I've followed the Orlando Magic off and on this season watching about 3 or 4 of their games so far. Most of the early pub has been on Boston, Cleveland and the Lakers, but I think the Magic are as good if not better. The Magic have what those other 2 teams in the East don't have, an absolute beast at the center position.

In several games, I was actually surprised at how infrequent Dwight Howard received the ball in the post. But that's a topic for another day. What I wanted to do was just to show how post position is the most important factor to post play. And when we're talking positioning, it's literally a matter of a few feet.

Some pictures to illustrate the point from their win over the Lakers a few nights ago. In these two sequences, Howard is able to establish position on the low block. In the second case, his pivot foot is inside the paint. That is ideally where you want your post player to start because from there, it is only 1 drop step away, or 1 jump stop away from a layin or jump hook,

In these two sequences, Howard receives the ball about two feet away from the low block. This forces him to reverse pivot, face up, then make a move to the basket. In the first sequence Howard passed back out. In the second sequence, Howard was able to draw a foul going baseline. Now, for a guy like Howard who has a face-up game, this may still be OK. But for many young posts I see who don't have that much of a face-up game, that just won't work.


Make sure you spend individual time with your forwards and centers so that they are practicing their footwork and getting proper position. The center position is probably where as a coach you'll need to spend the most time with esoteric instruction, because of the uniqueness of the skills. It's probably also the most underdeveloped because most kids start out as guards and by the time they get to Varsity and they're 6-foot-8 they're thrust into the role of a center and they lack the post fundamentals. It's always a fine line between teaching the complete game and when to specialize.

As for the Magic, they're biggest issue from what I've seen so far has been defensive consistency. At times, they are great 1v1 defenders, but then at times their effort falters and bail out with the foul.

For more post development video info, you can check out the post development drill package that goes with the Pitt 4-out 1-in motion offense, Jamie Dixon's DVD on Post Development Drills.

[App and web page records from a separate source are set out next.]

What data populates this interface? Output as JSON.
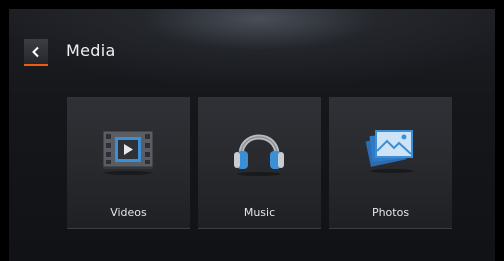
{
  "header": {
    "title": "Media",
    "back_icon": "chevron-left-icon"
  },
  "tiles": [
    {
      "label": "Videos",
      "icon": "video-film-icon"
    },
    {
      "label": "Music",
      "icon": "headphones-icon"
    },
    {
      "label": "Photos",
      "icon": "photos-icon"
    }
  ],
  "colors": {
    "accent": "#f05a13",
    "icon_blue": "#3a8fd6",
    "text": "#f1f1f1"
  }
}
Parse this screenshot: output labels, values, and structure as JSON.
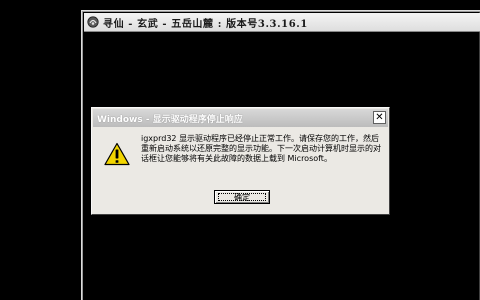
{
  "game_window": {
    "title": "寻仙 - 玄武 - 五岳山麓 : 版本号3.3.16.1"
  },
  "dialog": {
    "title": "Windows - 显示驱动程序停止响应",
    "close_glyph": "✕",
    "message": "igxprd32 显示驱动程序已经停止正常工作。请保存您的工作，然后重新启动系统以还原完整的显示功能。下一次启动计算机时显示的对话框让您能够将有关此故障的数据上载到 Microsoft。",
    "ok_label": "确定",
    "icon": "warning-icon"
  },
  "colors": {
    "desktop": "#000000",
    "dialog_face": "#ebe9e4",
    "warning_yellow": "#f2d500"
  }
}
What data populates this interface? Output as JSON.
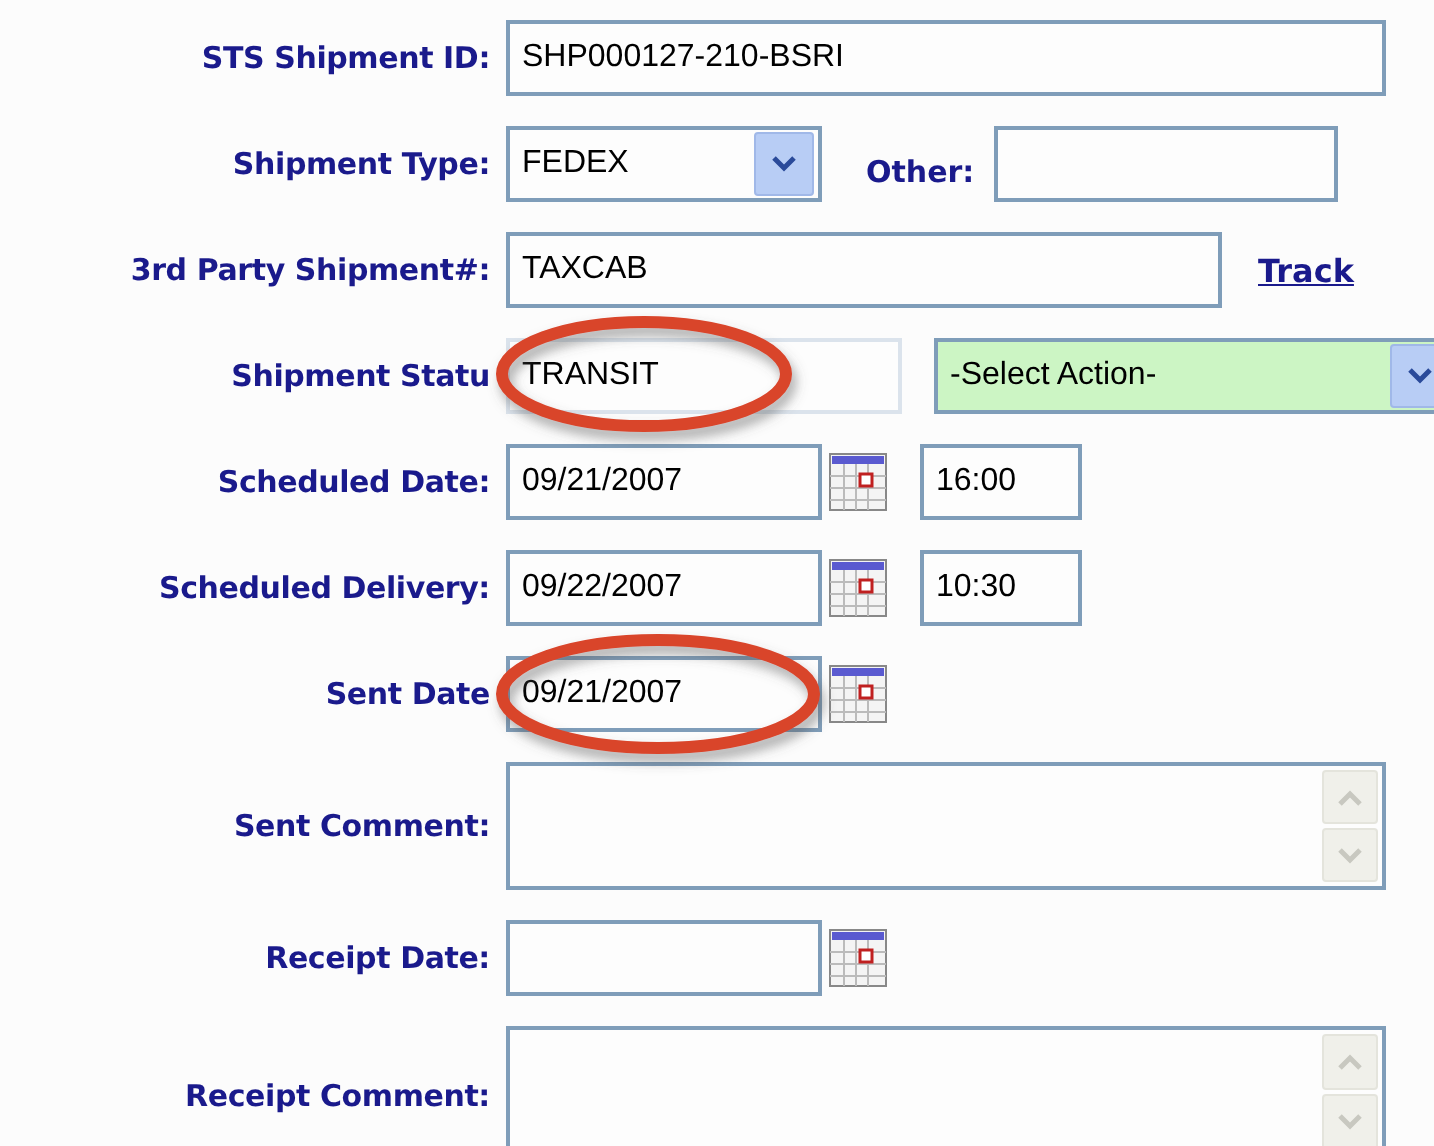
{
  "rows": [
    {
      "kind": "text",
      "label": "STS Shipment ID:",
      "value": "SHP000127-210-BSRI",
      "circled": false
    },
    {
      "kind": "select-other",
      "label": "Shipment Type:",
      "value": "FEDEX",
      "other_label": "Other:",
      "other_value": "",
      "circled": false
    },
    {
      "kind": "text-link",
      "label": "3rd Party Shipment#:",
      "value": "TAXCAB",
      "link": "Track",
      "circled": false
    },
    {
      "kind": "status",
      "label": "Shipment Statu",
      "value": "TRANSIT",
      "action": "-Select Action-",
      "circled": true
    },
    {
      "kind": "datetime",
      "label": "Scheduled Date:",
      "value": "09/21/2007",
      "time": "16:00",
      "circled": false
    },
    {
      "kind": "datetime",
      "label": "Scheduled Delivery:",
      "value": "09/22/2007",
      "time": "10:30",
      "circled": false
    },
    {
      "kind": "date",
      "label": "Sent Date",
      "value": "09/21/2007",
      "circled": true
    },
    {
      "kind": "textarea",
      "label": "Sent Comment:",
      "value": "",
      "circled": false
    },
    {
      "kind": "date",
      "label": "Receipt Date:",
      "value": "",
      "circled": false
    },
    {
      "kind": "textarea",
      "label": "Receipt Comment:",
      "value": "",
      "circled": false
    }
  ]
}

Be sure to check out the X's and O's of Basketball Forum to discuss this and more of your favorite basketball topics.